--- Listed records ---

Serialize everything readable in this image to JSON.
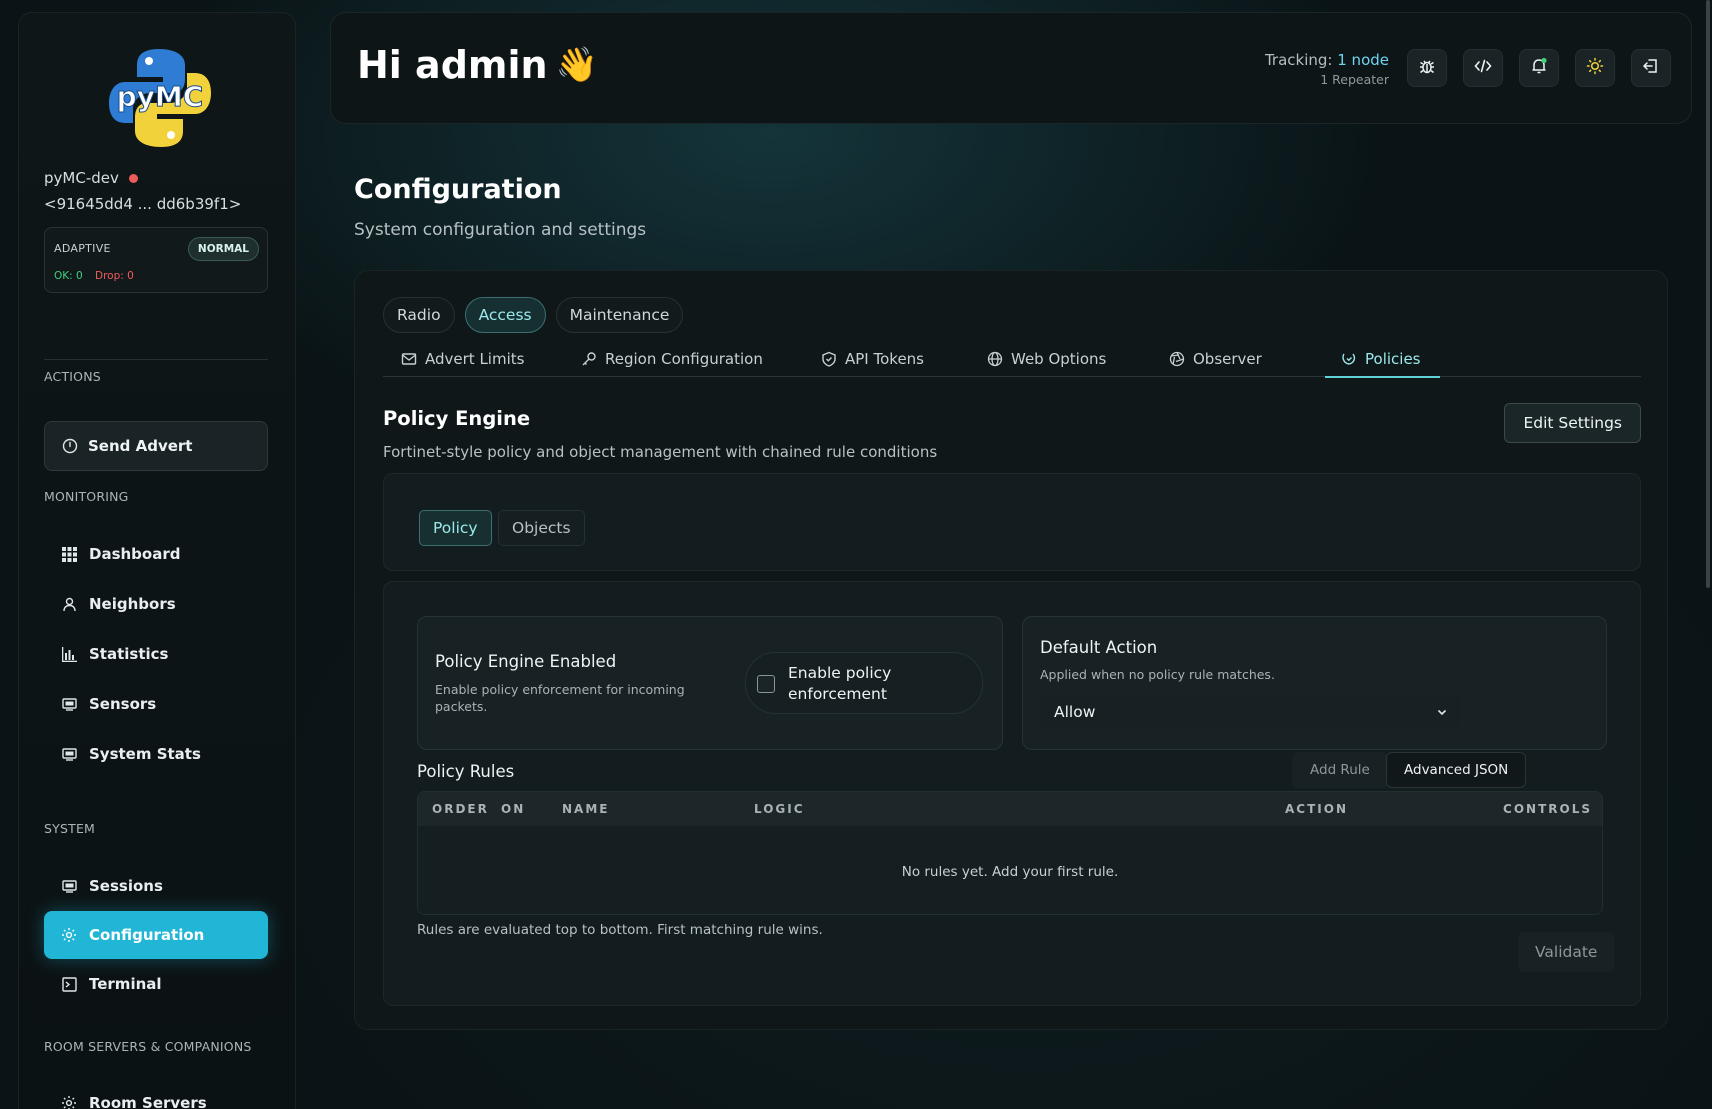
{
  "sidebar": {
    "node_name": "pyMC-dev",
    "node_key": "<91645dd4 ... dd6b39f1>",
    "logo_text": "pyMC",
    "adaptive": {
      "label": "ADAPTIVE",
      "badge": "NORMAL",
      "ok": "OK: 0",
      "drop": "Drop: 0"
    },
    "sections": {
      "actions": "ACTIONS",
      "monitoring": "MONITORING",
      "system": "SYSTEM",
      "room": "ROOM SERVERS & COMPANIONS"
    },
    "send_advert": "Send Advert",
    "items": {
      "dashboard": "Dashboard",
      "neighbors": "Neighbors",
      "statistics": "Statistics",
      "sensors": "Sensors",
      "system_stats": "System Stats",
      "sessions": "Sessions",
      "configuration": "Configuration",
      "terminal": "Terminal",
      "room_servers": "Room Servers"
    }
  },
  "header": {
    "greeting": "Hi admin",
    "wave": "👋",
    "tracking_label": "Tracking:",
    "tracking_value": "1 node",
    "tracking_sub": "1 Repeater",
    "icons": [
      "bug-icon",
      "code-icon",
      "bell-icon",
      "sun-icon",
      "logout-icon"
    ]
  },
  "page": {
    "title": "Configuration",
    "subtitle": "System configuration and settings"
  },
  "tabs": {
    "radio": "Radio",
    "access": "Access",
    "maintenance": "Maintenance"
  },
  "subtabs": {
    "advert_limits": "Advert Limits",
    "region": "Region Configuration",
    "api_tokens": "API Tokens",
    "web_options": "Web Options",
    "observer": "Observer",
    "policies": "Policies"
  },
  "policy_engine": {
    "title": "Policy Engine",
    "subtitle": "Fortinet-style policy and object management with chained rule conditions",
    "edit_button": "Edit Settings",
    "inner_tabs": {
      "policy": "Policy",
      "objects": "Objects"
    },
    "enabled_card": {
      "title": "Policy Engine Enabled",
      "subtitle_line1": "Enable policy enforcement for incoming",
      "subtitle_line2": "packets.",
      "toggle_line1": "Enable policy",
      "toggle_line2": "enforcement",
      "checked": false
    },
    "default_action": {
      "title": "Default Action",
      "subtitle": "Applied when no policy rule matches.",
      "selected": "Allow"
    },
    "rules": {
      "title": "Policy Rules",
      "add_rule": "Add Rule",
      "advanced_json": "Advanced JSON",
      "columns": {
        "order": "ORDER",
        "on": "ON",
        "name": "NAME",
        "logic": "LOGIC",
        "action": "ACTION",
        "controls": "CONTROLS"
      },
      "empty": "No rules yet. Add your first rule.",
      "note": "Rules are evaluated top to bottom. First matching rule wins.",
      "validate": "Validate"
    }
  },
  "colors": {
    "accent": "#22b6d6",
    "tab_active": "#9be9ec",
    "status_error": "#ef5b5b",
    "status_ok": "#3fd07a"
  }
}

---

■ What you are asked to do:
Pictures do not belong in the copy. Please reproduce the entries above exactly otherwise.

■ Answer area:
Serialize everything readable in this image to JSON.
{
  "sidebar": {
    "node_name": "pyMC-dev",
    "node_key": "<91645dd4 ... dd6b39f1>",
    "logo_text": "pyMC",
    "adaptive": {
      "label": "ADAPTIVE",
      "badge": "NORMAL",
      "ok": "OK: 0",
      "drop": "Drop: 0"
    },
    "sections": {
      "actions": "ACTIONS",
      "monitoring": "MONITORING",
      "system": "SYSTEM",
      "room": "ROOM SERVERS & COMPANIONS"
    },
    "send_advert": "Send Advert",
    "items": {
      "dashboard": "Dashboard",
      "neighbors": "Neighbors",
      "statistics": "Statistics",
      "sensors": "Sensors",
      "system_stats": "System Stats",
      "sessions": "Sessions",
      "configuration": "Configuration",
      "terminal": "Terminal",
      "room_servers": "Room Servers"
    }
  },
  "header": {
    "greeting": "Hi admin",
    "wave": "👋",
    "tracking_label": "Tracking:",
    "tracking_value": "1 node",
    "tracking_sub": "1 Repeater",
    "icons": [
      "bug-icon",
      "code-icon",
      "bell-icon",
      "sun-icon",
      "logout-icon"
    ]
  },
  "page": {
    "title": "Configuration",
    "subtitle": "System configuration and settings"
  },
  "tabs": {
    "radio": "Radio",
    "access": "Access",
    "maintenance": "Maintenance"
  },
  "subtabs": {
    "advert_limits": "Advert Limits",
    "region": "Region Configuration",
    "api_tokens": "API Tokens",
    "web_options": "Web Options",
    "observer": "Observer",
    "policies": "Policies"
  },
  "policy_engine": {
    "title": "Policy Engine",
    "subtitle": "Fortinet-style policy and object management with chained rule conditions",
    "edit_button": "Edit Settings",
    "inner_tabs": {
      "policy": "Policy",
      "objects": "Objects"
    },
    "enabled_card": {
      "title": "Policy Engine Enabled",
      "subtitle_line1": "Enable policy enforcement for incoming",
      "subtitle_line2": "packets.",
      "toggle_line1": "Enable policy",
      "toggle_line2": "enforcement",
      "checked": false
    },
    "default_action": {
      "title": "Default Action",
      "subtitle": "Applied when no policy rule matches.",
      "selected": "Allow"
    },
    "rules": {
      "title": "Policy Rules",
      "add_rule": "Add Rule",
      "advanced_json": "Advanced JSON",
      "columns": {
        "order": "ORDER",
        "on": "ON",
        "name": "NAME",
        "logic": "LOGIC",
        "action": "ACTION",
        "controls": "CONTROLS"
      },
      "empty": "No rules yet. Add your first rule.",
      "note": "Rules are evaluated top to bottom. First matching rule wins.",
      "validate": "Validate"
    }
  },
  "colors": {
    "accent": "#22b6d6",
    "tab_active": "#9be9ec",
    "status_error": "#ef5b5b",
    "status_ok": "#3fd07a"
  }
}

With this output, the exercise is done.